■ WHAT THE EXERCISE ASKS: Which lines in the listing below contain the word "calendar"? Copy each one.

Content starts

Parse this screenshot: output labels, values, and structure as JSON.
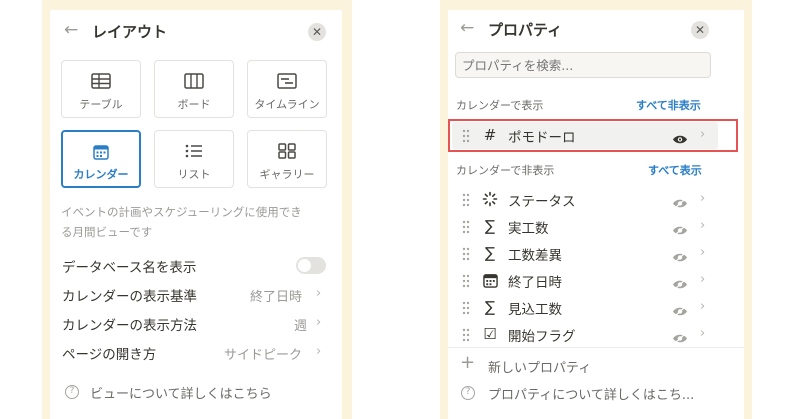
{
  "layout_panel": {
    "title": "レイアウト",
    "layouts": [
      {
        "label": "テーブル",
        "icon": "table-icon",
        "selected": false
      },
      {
        "label": "ボード",
        "icon": "board-icon",
        "selected": false
      },
      {
        "label": "タイムライン",
        "icon": "timeline-icon",
        "selected": false
      },
      {
        "label": "カレンダー",
        "icon": "calendar-icon",
        "selected": true
      },
      {
        "label": "リスト",
        "icon": "list-icon",
        "selected": false
      },
      {
        "label": "ギャラリー",
        "icon": "gallery-icon",
        "selected": false
      }
    ],
    "description_line1": "イベントの計画やスケジューリングに使用でき",
    "description_line2": "る月間ビューです",
    "settings": [
      {
        "label": "データベース名を表示",
        "value": "",
        "toggle": false
      },
      {
        "label": "カレンダーの表示基準",
        "value": "終了日時"
      },
      {
        "label": "カレンダーの表示方法",
        "value": "週"
      },
      {
        "label": "ページの開き方",
        "value": "サイドピーク"
      }
    ],
    "help": "ビューについて詳しくはこちら"
  },
  "properties_panel": {
    "title": "プロパティ",
    "search_placeholder": "プロパティを検索...",
    "shown_section": {
      "label": "カレンダーで表示",
      "action": "すべて非表示",
      "items": [
        {
          "name": "ポモドーロ",
          "icon": "number-icon",
          "glyph": "#",
          "visible": true
        }
      ]
    },
    "hidden_section": {
      "label": "カレンダーで非表示",
      "action": "すべて表示",
      "items": [
        {
          "name": "ステータス",
          "icon": "status-icon",
          "glyph": "",
          "visible": false
        },
        {
          "name": "実工数",
          "icon": "sigma-icon",
          "glyph": "∑",
          "visible": false
        },
        {
          "name": "工数差異",
          "icon": "sigma-icon",
          "glyph": "∑",
          "visible": false
        },
        {
          "name": "終了日時",
          "icon": "calendar-icon",
          "glyph": "",
          "visible": false
        },
        {
          "name": "見込工数",
          "icon": "sigma-icon",
          "glyph": "∑",
          "visible": false
        },
        {
          "name": "開始フラグ",
          "icon": "checkbox-icon",
          "glyph": "☑",
          "visible": false
        }
      ]
    },
    "new_property": "新しいプロパティ",
    "help": "プロパティについて詳しくはこち..."
  },
  "colors": {
    "frame": "#fbf3dc",
    "accent": "#2a7ec6",
    "highlight": "#e55353"
  }
}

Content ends

■ WRITTEN RESPONSE:
        "icon": "calendar-icon",
          "icon": "calendar-icon",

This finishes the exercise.